Department research officer Kate Pritchett said the export growth was led by mutton exports, which increased in value to $259.2 million, up 52 percent year-on-year.
“The largest sheep meat markets were China, Qatar and the USA.”
Ms Pritchett said WA sheep numbers had been relatively stable in recent years but increased demand would put pressure on maintaining the size of the flock. As of July 2019, the flock consisted of 14.3 million sheep and lambs, including 7.8 million breeding ewes.
“The size of the flock is projected to decrease in 2019/20 to between 12.9 million and 13.4 million head, due to the high number of sheep processed, as well as high numbers of sheep moving interstate,” she said.
“However, this may have been tempered to some degree by reduced numbers of sheep exported live.”

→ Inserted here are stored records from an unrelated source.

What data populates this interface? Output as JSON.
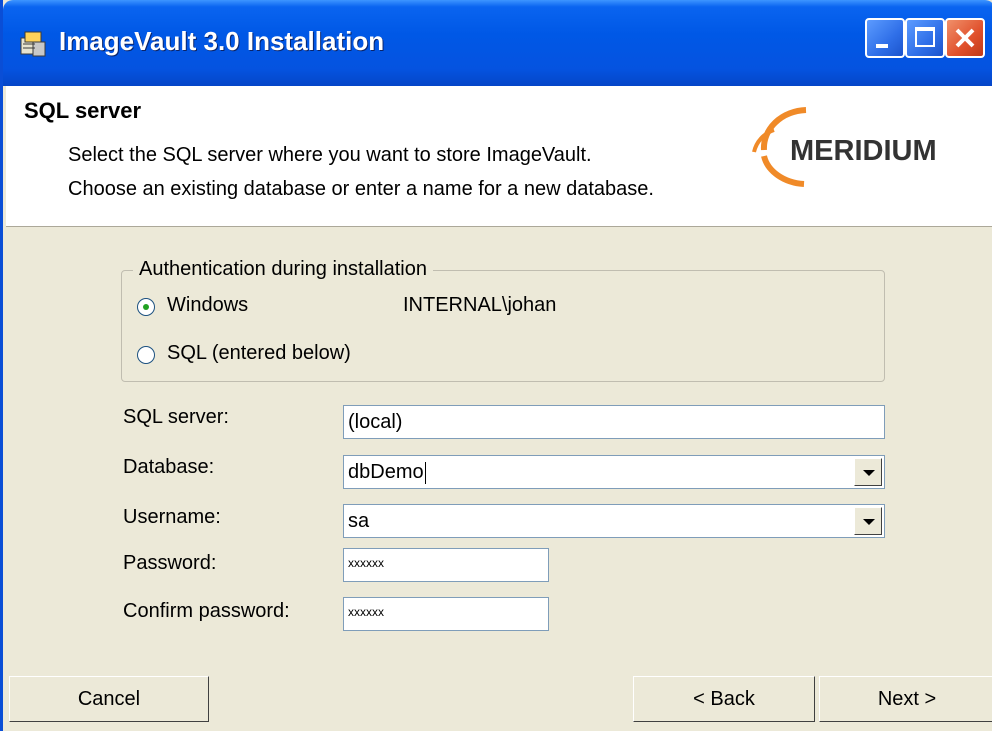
{
  "window": {
    "title": "ImageVault 3.0 Installation",
    "icon": "installer-icon"
  },
  "header": {
    "title": "SQL server",
    "description_line1": "Select the SQL server where you want to store ImageVault.",
    "description_line2": "Choose an existing database or enter a name for a new database.",
    "logo_text": "MERIDIUM",
    "logo_color": "#f08a28"
  },
  "authentication": {
    "legend": "Authentication during installation",
    "windows_label": "Windows",
    "windows_user": "INTERNAL\\johan",
    "sql_label": "SQL (entered below)",
    "selected": "windows"
  },
  "form": {
    "sql_server_label": "SQL server:",
    "sql_server_value": "(local)",
    "database_label": "Database:",
    "database_value": "dbDemo",
    "username_label": "Username:",
    "username_value": "sa",
    "password_label": "Password:",
    "password_value": "xxxxxx",
    "confirm_password_label": "Confirm password:",
    "confirm_password_value": "xxxxxx"
  },
  "buttons": {
    "cancel": "Cancel",
    "back": "< Back",
    "next": "Next >"
  }
}
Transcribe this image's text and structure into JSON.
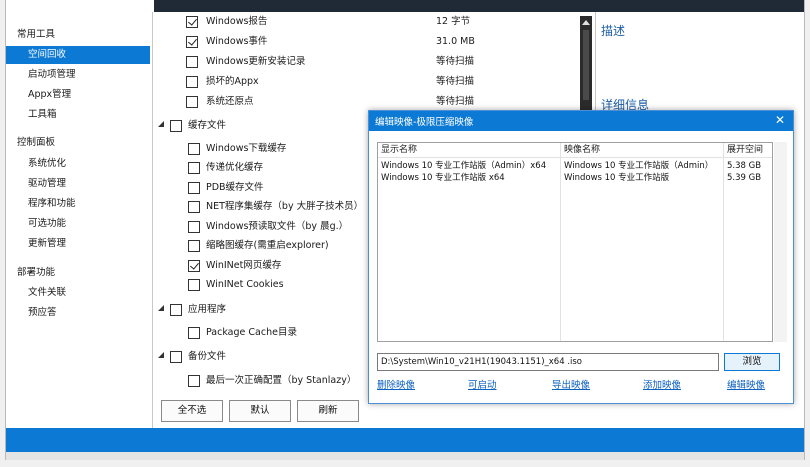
{
  "sidebar": {
    "groups": [
      "常用工具",
      "控制面板",
      "部署功能"
    ],
    "items_common": [
      "空间回收",
      "启动项管理",
      "Appx管理",
      "工具箱"
    ],
    "items_control": [
      "系统优化",
      "驱动管理",
      "程序和功能",
      "可选功能",
      "更新管理"
    ],
    "items_deploy": [
      "文件关联",
      "预应答"
    ]
  },
  "main": {
    "top_items": [
      {
        "label": "Windows报告",
        "size": "12 字节",
        "checked": true
      },
      {
        "label": "Windows事件",
        "size": "31.0 MB",
        "checked": true
      },
      {
        "label": "Windows更新安装记录",
        "size": "等待扫描",
        "checked": false
      },
      {
        "label": "损坏的Appx",
        "size": "等待扫描",
        "checked": false
      },
      {
        "label": "系统还原点",
        "size": "等待扫描",
        "checked": false
      }
    ],
    "cache_group": "缓存文件",
    "cache_items": [
      {
        "label": "Windows下载缓存",
        "checked": false
      },
      {
        "label": "传递优化缓存",
        "checked": false
      },
      {
        "label": "PDB缓存文件",
        "checked": false
      },
      {
        "label": "NET程序集缓存（by 大胖子技术员）",
        "checked": false
      },
      {
        "label": "Windows预读取文件（by 晨g.）",
        "checked": false
      },
      {
        "label": "缩略图缓存(需重启explorer)",
        "checked": false
      },
      {
        "label": "WinINet网页缓存",
        "checked": true
      },
      {
        "label": "WinINet Cookies",
        "checked": false
      }
    ],
    "app_group": "应用程序",
    "app_items": [
      {
        "label": "Package Cache目录",
        "checked": false
      }
    ],
    "backup_group": "备份文件",
    "backup_items": [
      {
        "label": "最后一次正确配置（by Stanlazy）",
        "checked": false
      }
    ],
    "buttons": {
      "select_none": "全不选",
      "default": "默认",
      "refresh": "刷新"
    }
  },
  "right_pane": {
    "description_title": "描述",
    "details_title": "详细信息"
  },
  "dialog": {
    "title": "编辑映像-极限压缩映像",
    "close": "✕",
    "columns": [
      "显示名称",
      "映像名称",
      "展开空间"
    ],
    "rows": [
      [
        "Windows 10 专业工作站版（Admin）x64",
        "Windows 10 专业工作站版（Admin）",
        "5.38 GB"
      ],
      [
        "Windows 10 专业工作站版 x64",
        "Windows 10 专业工作站版",
        "5.39 GB"
      ]
    ],
    "path": "D:\\System\\Win10_v21H1(19043.1151)_x64 .iso",
    "browse": "浏览",
    "actions": [
      "删除映像",
      "可启动",
      "导出映像",
      "添加映像",
      "编辑映像"
    ]
  }
}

The WA Sheep Notes said the total combined sheep turn-off from slaughter, live export and interstate transfers was 5.1 m head in 2018/19, a decline of 12pc YOY and the lowest since 2011/12.
This was largely due to the reduction in live sheep exports caused by regulatory changes, including the introduction of a mid-year trade pause for the Northern Hemisphere summer and reduced pen densities on board ships to reduce heat stress. Previously, turn-off had been around 5.8-5.9m annually.
Ms Curnow said the department would soon have available online information allowing producers and stakeholders access to interactive industry data and trends.
The latest Sheep Notes publication is available from the department website here.